And here’s where things get a bit…odd. The company had issued guidance earlier this year they were assuming a net loss for Q1 much worse than the reality – to the tune of $0.16 to $0.49 a share. And yet the stock gets absolutely battered. Why? There are a couple of reasons actually.
First, what kind of guidance is that anyway? A spread like that – if one were a pessimist – would indicate a management team that can’t be counted on to provide anything remotely considered as accurate forecasting. Which in turn calls into question just how well they know their own business. Here’s another example - guidance for Q2 2012 is for earnings to fall somewhere between a loss of as much as $0.10 a share, to a profit of $0.14. What?

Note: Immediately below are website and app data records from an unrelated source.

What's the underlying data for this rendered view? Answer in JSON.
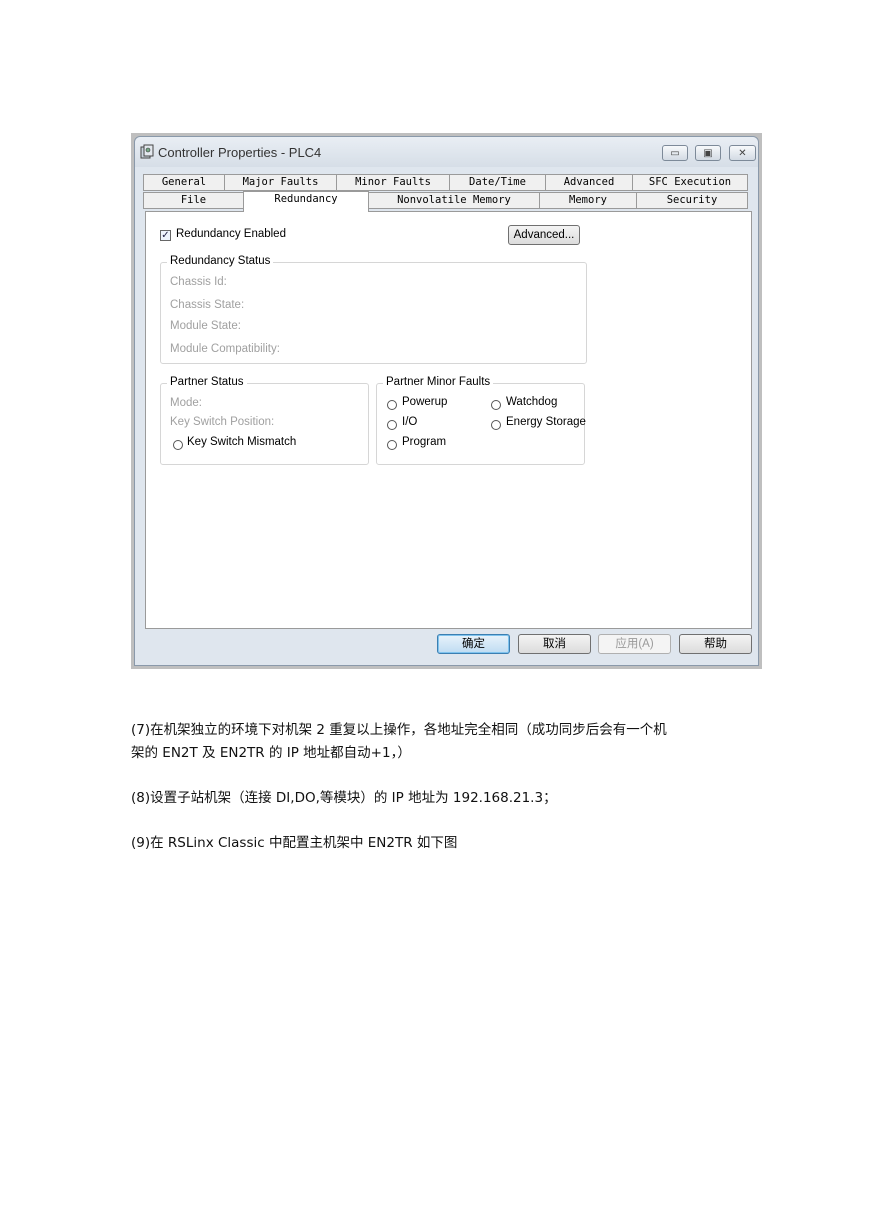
{
  "window": {
    "title": "Controller Properties - PLC4",
    "controls": {
      "minimize": "▭",
      "maximize": "▣",
      "close": "✕"
    }
  },
  "tabs_row1": [
    "General",
    "Major Faults",
    "Minor Faults",
    "Date/Time",
    "Advanced",
    "SFC Execution"
  ],
  "tabs_row2": [
    "File",
    "Redundancy",
    "Nonvolatile Memory",
    "Memory",
    "Security"
  ],
  "active_tab": "Redundancy",
  "redundancy": {
    "enabled_label": "Redundancy Enabled",
    "enabled_checked": true,
    "advanced_button": "Advanced...",
    "status_group": "Redundancy Status",
    "status_fields": [
      "Chassis Id:",
      "Chassis State:",
      "Module State:",
      "Module Compatibility:"
    ]
  },
  "partner_status": {
    "group": "Partner Status",
    "mode": "Mode:",
    "key_switch_position": "Key Switch Position:",
    "key_switch_mismatch": "Key Switch Mismatch"
  },
  "partner_minor_faults": {
    "group": "Partner Minor Faults",
    "powerup": "Powerup",
    "watchdog": "Watchdog",
    "io": "I/O",
    "energy_storage": "Energy Storage",
    "program": "Program"
  },
  "buttons": {
    "ok": "确定",
    "cancel": "取消",
    "apply": "应用(A)",
    "help": "帮助"
  },
  "document": {
    "para7_line1": "(7)在机架独立的环境下对机架 2 重复以上操作，各地址完全相同（成功同步后会有一个机",
    "para7_line2": "架的 EN2T  及 EN2TR  的 IP 地址都自动+1，）",
    "para8": "(8)设置子站机架（连接 DI,DO,等模块）的 IP 地址为 192.168.21.3；",
    "para9": "(9)在 RSLinx Classic 中配置主机架中 EN2TR 如下图"
  },
  "colors": {
    "title_bar": "#dfe6ee",
    "default_button": "#bfdcf2"
  }
}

Another reason the stock was beaten to a pulp is because that's simply the way the market works. A company (just ask Nokia) announces they don’t expect upcoming earnings for – pick a quarter, any quarter – to meet expectations and the stock gets hit. Then when earnings are actually announced, the stock gets hit again. It's the ultimate double whammy.
Unfortunately all the same concerns remain for Netflix – not much has changed there. Competition from Google’s (NASDAQ: GOOG) expanding YouTube offerings, Verizon’s (NYSE: VZ) recent partnership with Coinstar (NASDAQ: CSTR), Comcast announcing they want to play and let’s not forget Amazon’s (NASDAQ: AMZN) Prime continuing to grow their video content. In fact Amazon was specifically mentioned - along with Comcast – in Mr. Hasting’s recently released Letter to Shareholders as companies Netflix is "...keeping an eye on."
Another concern remains the near to mid-term expenses associated with the company’s aggressive expansion plans, content and technology expenditures. It’s nice Netflix continues to add net streaming subscribers, but with increased marketing and other expenses combined with the significantly lower margin online business, it’s going to take time for the sheer volume of users to overcome that disconnect.
The expanding partnership with Facebook, continued international expansion and net customer growth give shareholders something to hold onto for the long term. But for investors of the mind Netflix is a bargain at these “depressed” levels, you’d be wise to think again.
timbrugger has no positions in the stocks mentioned above. The Motley Fool owns shares of Amazon.com, and Google. Motley Fool newsletter services recommend Amazon.com, Google, and Netflix. Try any of our Foolish newsletter services free for 30 days. We Fools may not all hold the same opinions, but we all believe that considering a diverse range of insights makes us better investors. The Motley Fool has a disclosure policy.